“Sorry, these cookies are really good.” Liz finished chewing and asked again. “Aren’t you going to read them first?”
“Oh. Well. I’ll read them later.”
“Grandma, I don’t mean to be rude but, I have a feeling you’re not going to read them later. So, why are you even putting them up?”
She took a step back from the cards and studied them for a moment. “It’s just tradition.”
“Do you read any of the cards?”
“Some of them. Some of them are very pretty to look at.”
“And the one from cousin Tony?”
Grandma didn’t answer. She only put her hands on her hips while she again looked at the huge arraignment of hanging cards. There had to be at least fifty Liz guessed. While Grandma scanned all of them, her eyes always ended on the same one.
“I sure do have a lot of cards.

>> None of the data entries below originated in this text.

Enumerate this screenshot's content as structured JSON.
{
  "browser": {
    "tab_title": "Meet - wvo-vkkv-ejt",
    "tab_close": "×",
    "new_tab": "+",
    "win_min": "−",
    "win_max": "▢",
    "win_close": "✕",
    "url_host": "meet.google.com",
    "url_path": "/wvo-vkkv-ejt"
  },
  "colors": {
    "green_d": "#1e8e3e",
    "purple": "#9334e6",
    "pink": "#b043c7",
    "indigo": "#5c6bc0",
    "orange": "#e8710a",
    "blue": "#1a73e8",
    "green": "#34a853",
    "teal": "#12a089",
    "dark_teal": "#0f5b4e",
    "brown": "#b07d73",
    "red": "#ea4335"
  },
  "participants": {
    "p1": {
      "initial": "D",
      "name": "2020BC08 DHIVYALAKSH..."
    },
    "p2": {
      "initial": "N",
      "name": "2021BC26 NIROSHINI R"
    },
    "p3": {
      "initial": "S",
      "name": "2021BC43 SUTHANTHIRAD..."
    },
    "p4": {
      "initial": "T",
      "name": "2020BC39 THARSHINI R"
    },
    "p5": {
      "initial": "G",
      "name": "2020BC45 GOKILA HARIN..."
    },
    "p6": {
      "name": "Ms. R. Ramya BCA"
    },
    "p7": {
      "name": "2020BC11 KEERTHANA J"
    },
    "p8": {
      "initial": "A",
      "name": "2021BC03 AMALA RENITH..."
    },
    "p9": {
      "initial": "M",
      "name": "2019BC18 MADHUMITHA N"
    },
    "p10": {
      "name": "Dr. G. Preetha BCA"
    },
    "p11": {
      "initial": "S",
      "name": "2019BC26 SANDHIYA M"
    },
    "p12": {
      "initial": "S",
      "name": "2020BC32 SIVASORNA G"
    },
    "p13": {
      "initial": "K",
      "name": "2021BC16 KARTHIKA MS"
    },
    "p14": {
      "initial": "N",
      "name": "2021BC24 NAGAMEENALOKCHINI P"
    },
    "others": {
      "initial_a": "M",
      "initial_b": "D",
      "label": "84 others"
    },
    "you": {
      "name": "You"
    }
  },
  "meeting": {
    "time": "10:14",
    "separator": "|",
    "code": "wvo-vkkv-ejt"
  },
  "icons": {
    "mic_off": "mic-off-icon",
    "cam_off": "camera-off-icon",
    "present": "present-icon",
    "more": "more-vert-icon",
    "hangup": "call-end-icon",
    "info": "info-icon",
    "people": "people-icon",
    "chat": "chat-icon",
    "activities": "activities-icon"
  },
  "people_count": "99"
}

Do you send out Christmas cards?”
“No. Mom and Dad do but only a few and they don’t get as many as you do. I think they have maybe only four or five. But that’s not saying much. One of them is from the dentist.” The card from the dentist made Liz laugh. It had been a picture of Santa smiling, the front of the card diecut so when you opened it you realized the teeth were actually snowmen wishing you a Merry Christmas. Brush twice a day to keep those teeth white as snow. It was simple and clever.
Grandma sighed. “I shouldn’t be telling you this but, I think my cousin Tony is, well, needy. High maintenance. Perhaps a little arrogant. I don’t particularly have much to say to him but he always sends a card which is very nice. And in kind, I should really send one back. It would be rude not to.”
“But you don’t want to?”
“I’m getting old and tired. There are many other things I would like to do with my time than keep track of Christmas cards. It cost a lot of money to send out so many and I don’t enjoy it. However, I feel I should. It would be rude not to. There are just – ”
“So many? Can I tell you something I shouldn’t?”
“I only remember who Tony is because on the rare occasion I see him he is always a self righteous dick. I don’t think he is worth your time or a Christmas card.”
“Liz! Oh! I mean. He is what you said, but it’s not nice to say that word in that manner.”
Liz stood up from her chair and walked over to the Christmas cards and removed Tony’s from the wall and handed it to Grandma. Linking arms together, Liz walked her Grandma to the fireplace. “You can like who you like, you don’t have to do anything you don’t want. You always have a choice. You’re old enough, and maybe, oh I don’t know, cousin Tony’s card got lost in the mail.”
Grandma’s eyes lit up with life as she looked at the dancing flames and squeezed the card in her hand. She let out a small giggle. “Oh what the hell. Lost in the mail sounds about right to me too.” With a little toss, the card fell into the fire and was quickly consumed, twisting and turning until it was out of sight.
Before Liz registered Grandma had let go of her arm, she was back at the arch pulling off more cards.
“Grandma! What are you doing?”
“Aunt Linda is a, how did you put it, a dick too. And so is this fellow from church…”
“Winters are tough in Michigan. A lot of cards are going to get lost this year.” She turned and looked at Liz with a smile.